John Grisham, The Racketeer, new book, novel, charity, UbuntuJohn Grisham earned $26 million. The author of 24 novels, one work of non-fiction, a collection of stories, and three novels for young readers John Grisham is well known not only for his legal fiction but for his support for Ubuntu Africa. Nelson Mandela said of the word ubuntu: "Ubuntu [is] that profound African sense that we are only human through the humanity of other human beings.” Ubuntu Africa is dedicated to improving the health and well-being of HIV-positive children in under-served communities by establishing community-based programs that provide lifesaving health and support services.Grisham auctioned the rights to name a character after a loved one or friend in his next novel to raise funds for Ubuntu Africa. He also set the Rebuild The Coast Fund, which raised 8.8 million dollars for Gulf Coast relief in the wake of Hurricane Katrina.

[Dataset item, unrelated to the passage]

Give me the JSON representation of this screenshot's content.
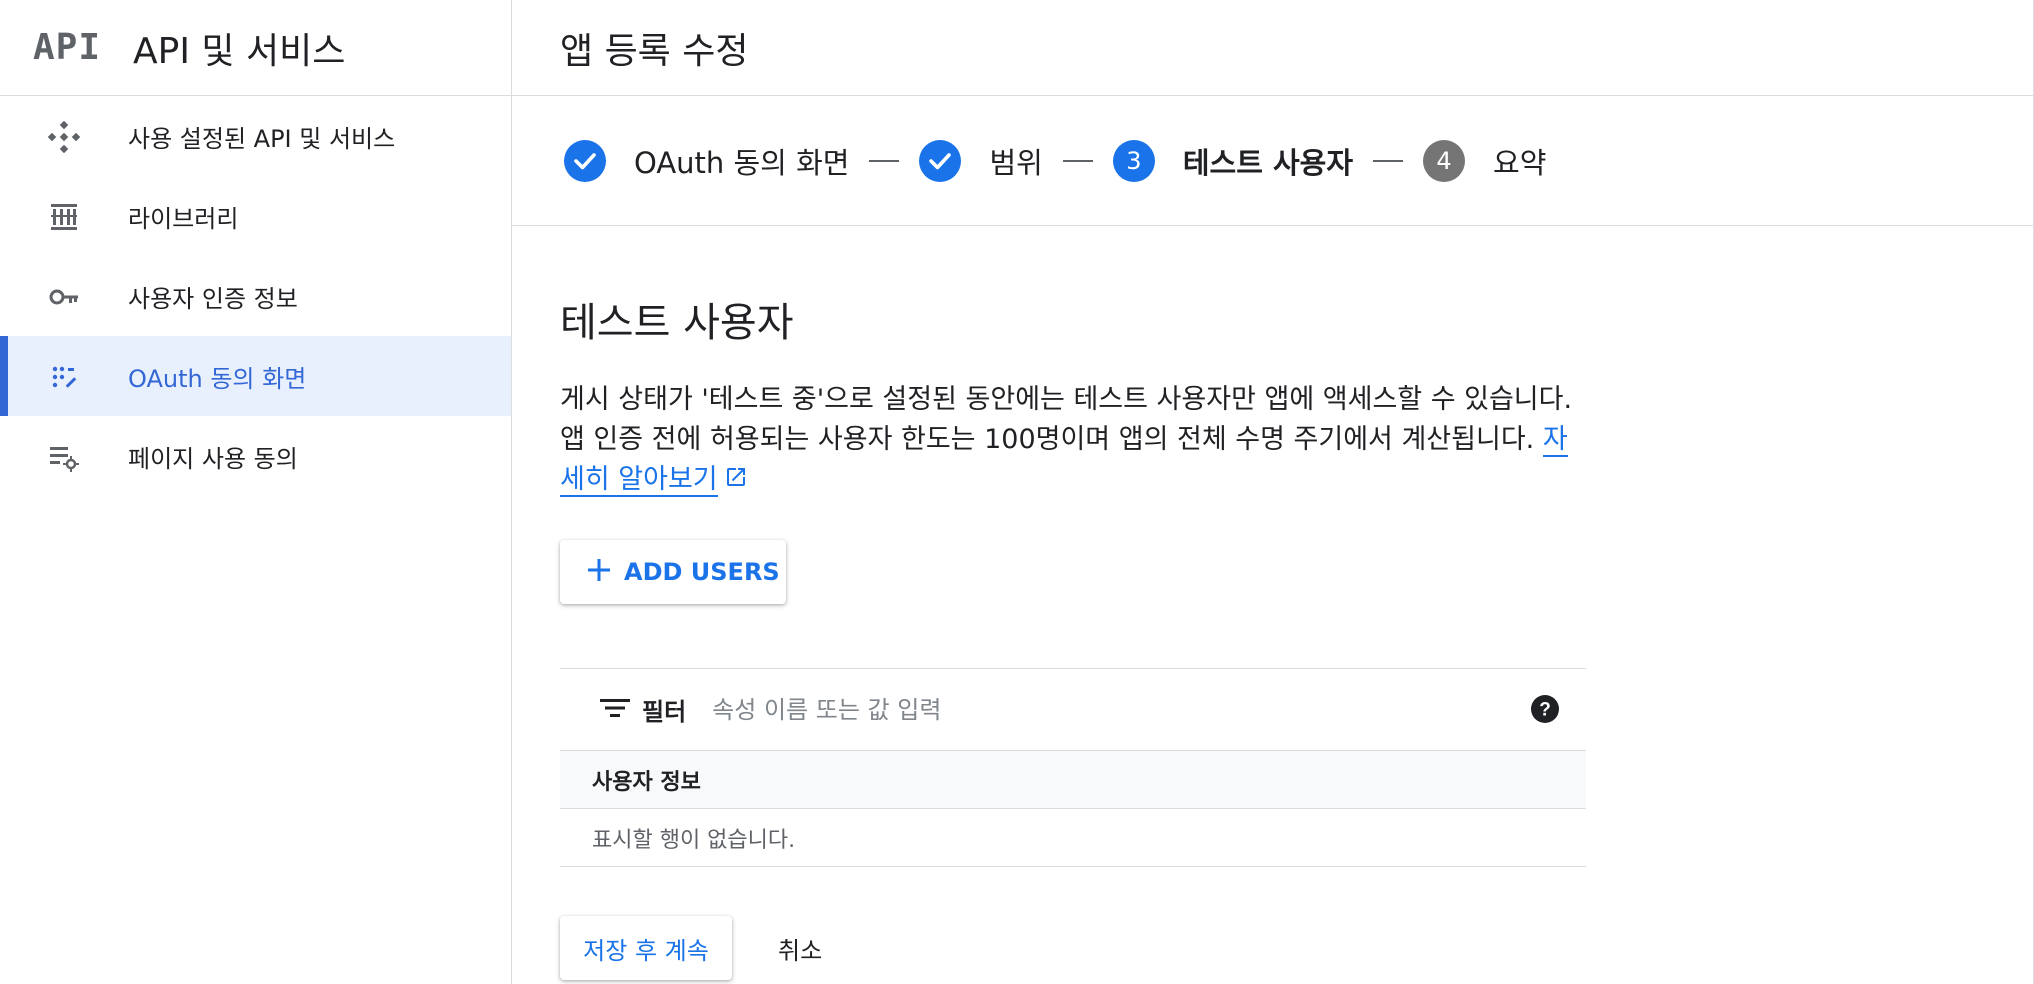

And he has built six Little League baseball fields on his property to serve local teams. His new book The Racketeer is out later this month - click on the cover image to pre-order.

Janet Evanovich earned $33 million. Evanovich began as a writer of romance novels but when she turned to the suspense dramas of Stephanie Plum - lingerie buyer turned bounty hunter - she hit bounty herself with 18 successful novels in the franchise and number 19 ready for pre-order (right). While she told Forbes that she finds the Fifty Shades of Grey phenomenon "strange" she is not a stranger to charitable giving. Her main area of support seems to be directed at student writers such as her involvement in the National Writers Series Annual Summer Scholarship Fundraiser Benefiting Student Writers.

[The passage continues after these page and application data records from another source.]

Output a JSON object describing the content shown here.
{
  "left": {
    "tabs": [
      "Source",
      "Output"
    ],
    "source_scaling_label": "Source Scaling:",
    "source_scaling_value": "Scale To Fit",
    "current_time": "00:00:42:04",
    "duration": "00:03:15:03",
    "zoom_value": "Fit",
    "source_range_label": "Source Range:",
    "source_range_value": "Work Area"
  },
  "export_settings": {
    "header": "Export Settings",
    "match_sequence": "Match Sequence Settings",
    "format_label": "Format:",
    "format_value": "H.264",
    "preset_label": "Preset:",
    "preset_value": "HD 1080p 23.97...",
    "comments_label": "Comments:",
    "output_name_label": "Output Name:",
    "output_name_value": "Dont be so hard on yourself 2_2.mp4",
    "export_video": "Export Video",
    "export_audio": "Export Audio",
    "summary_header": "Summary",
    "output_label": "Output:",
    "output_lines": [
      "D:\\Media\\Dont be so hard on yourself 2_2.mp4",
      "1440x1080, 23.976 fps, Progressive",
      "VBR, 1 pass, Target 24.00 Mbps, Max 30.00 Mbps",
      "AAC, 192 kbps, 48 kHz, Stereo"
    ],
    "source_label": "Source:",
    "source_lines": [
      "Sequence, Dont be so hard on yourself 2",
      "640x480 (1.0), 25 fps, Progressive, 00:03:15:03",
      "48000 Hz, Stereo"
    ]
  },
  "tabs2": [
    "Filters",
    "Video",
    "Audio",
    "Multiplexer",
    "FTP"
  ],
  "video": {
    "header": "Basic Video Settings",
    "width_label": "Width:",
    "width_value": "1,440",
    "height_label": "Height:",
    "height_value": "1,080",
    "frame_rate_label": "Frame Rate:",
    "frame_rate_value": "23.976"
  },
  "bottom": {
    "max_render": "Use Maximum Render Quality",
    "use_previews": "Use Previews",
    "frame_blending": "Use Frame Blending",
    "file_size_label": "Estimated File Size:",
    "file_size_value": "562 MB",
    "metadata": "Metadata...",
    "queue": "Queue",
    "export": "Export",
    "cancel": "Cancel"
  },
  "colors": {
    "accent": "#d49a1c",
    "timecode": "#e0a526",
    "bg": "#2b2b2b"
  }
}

Stephen King earned $39 million. Some of this $39 million came from the success of  time-travel book 11/22/63 and a new instalment of his Dark Tower series, and no doubt from a steady flow of royalties from his huge back catalogue and movie adaptations. He is reported to have established The Stephen and Tabitha King Foundation to support artists impoverished by ill-health but it is now a private non-profit organisation that "promotes strengthening and supporting communities and draws upon the values and spirituality of the founders. The Foundation has a special interest in organisations and people who have less recourse to usual channels of resources, focusing on community-based initiatives in the State of Maine only." He has supported campaigns to heat homes during winter and letter-writing campaigns for Amnesty International.

James Patterson, new book, novel, bestseller, fiction The highest earning global author of 2011 is James Patterson with a massive $94 million. Forbes tells us he  earns nearly all his money from book sales and relatively little from TV and film royalties. This is only partly explained by his machine-like production of new books with no less than 14 new titles in 2011. He has a children's series as well as his adult thrillers and often co-writes with other authors. He finds time to support Feed the Children and Operation Gratitude and earlier this year donated 200,000 new hardcover books with his publisher through these charities to the United States Armed Forces. He is also passionate about encouraging both adults and children alike to read and so formed a partnership with the National Literacy Trust, an independent, UK-based charity that changes lives through literacy. On of his most recent releases is Zoo, reviewed here on Cread.

- Peter Hallett
Credit also to a blog post at Miratel Solutions for a similar story.


Popular posts from this blog

Book review: The life to come by Michelle de Krester

Book review: The Nowhere Child by Christian White

Book review: I Am Pilgrim by Terry Hayes